Task objective ▸
The result should be the listing below restated word for word, with images left out.

Input ▸
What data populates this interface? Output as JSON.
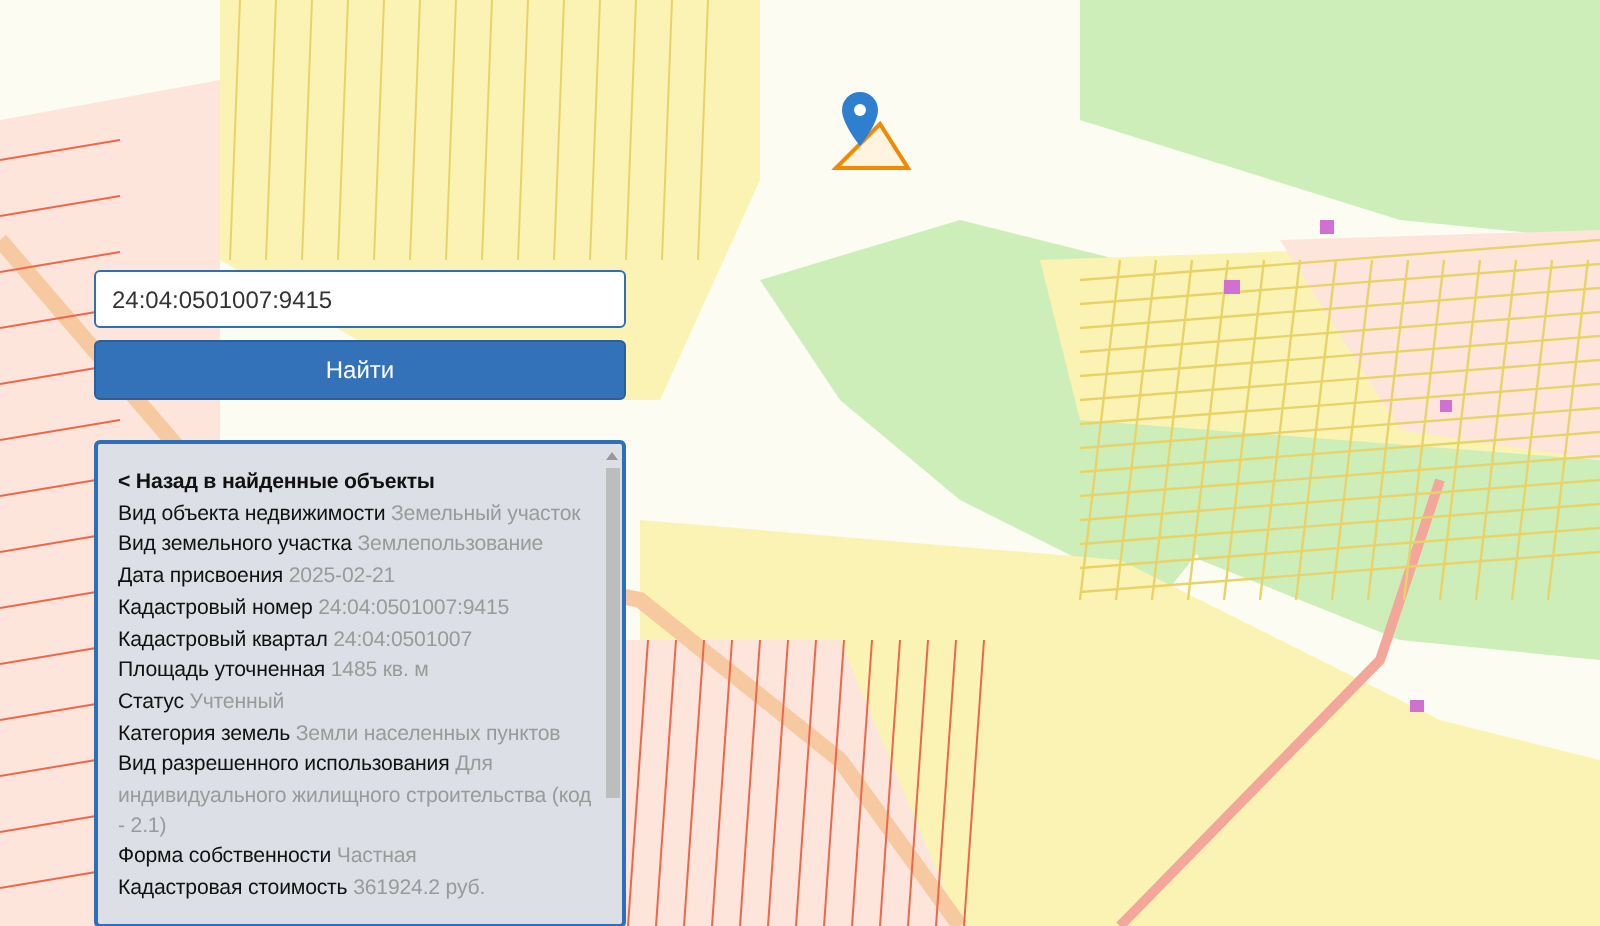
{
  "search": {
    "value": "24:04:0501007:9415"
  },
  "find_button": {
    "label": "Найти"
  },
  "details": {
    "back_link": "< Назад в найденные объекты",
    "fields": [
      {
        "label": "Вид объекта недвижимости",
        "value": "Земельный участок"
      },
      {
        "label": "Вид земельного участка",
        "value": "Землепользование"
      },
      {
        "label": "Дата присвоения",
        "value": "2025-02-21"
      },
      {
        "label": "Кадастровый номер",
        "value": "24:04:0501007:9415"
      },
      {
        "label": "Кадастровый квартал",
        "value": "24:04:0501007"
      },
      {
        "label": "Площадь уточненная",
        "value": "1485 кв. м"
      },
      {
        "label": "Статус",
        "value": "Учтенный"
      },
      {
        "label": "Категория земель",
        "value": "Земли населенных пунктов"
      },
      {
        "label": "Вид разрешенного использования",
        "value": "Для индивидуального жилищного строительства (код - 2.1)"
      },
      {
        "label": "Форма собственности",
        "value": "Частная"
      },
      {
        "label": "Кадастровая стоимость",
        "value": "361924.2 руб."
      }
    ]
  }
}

Answer below ▸
What data populates this interface? Output as JSON.
{
  "search": {
    "value": "24:04:0501007:9415"
  },
  "find_button": {
    "label": "Найти"
  },
  "details": {
    "back_link": "< Назад в найденные объекты",
    "fields": [
      {
        "label": "Вид объекта недвижимости",
        "value": "Земельный участок"
      },
      {
        "label": "Вид земельного участка",
        "value": "Землепользование"
      },
      {
        "label": "Дата присвоения",
        "value": "2025-02-21"
      },
      {
        "label": "Кадастровый номер",
        "value": "24:04:0501007:9415"
      },
      {
        "label": "Кадастровый квартал",
        "value": "24:04:0501007"
      },
      {
        "label": "Площадь уточненная",
        "value": "1485 кв. м"
      },
      {
        "label": "Статус",
        "value": "Учтенный"
      },
      {
        "label": "Категория земель",
        "value": "Земли населенных пунктов"
      },
      {
        "label": "Вид разрешенного использования",
        "value": "Для индивидуального жилищного строительства (код - 2.1)"
      },
      {
        "label": "Форма собственности",
        "value": "Частная"
      },
      {
        "label": "Кадастровая стоимость",
        "value": "361924.2 руб."
      }
    ]
  }
}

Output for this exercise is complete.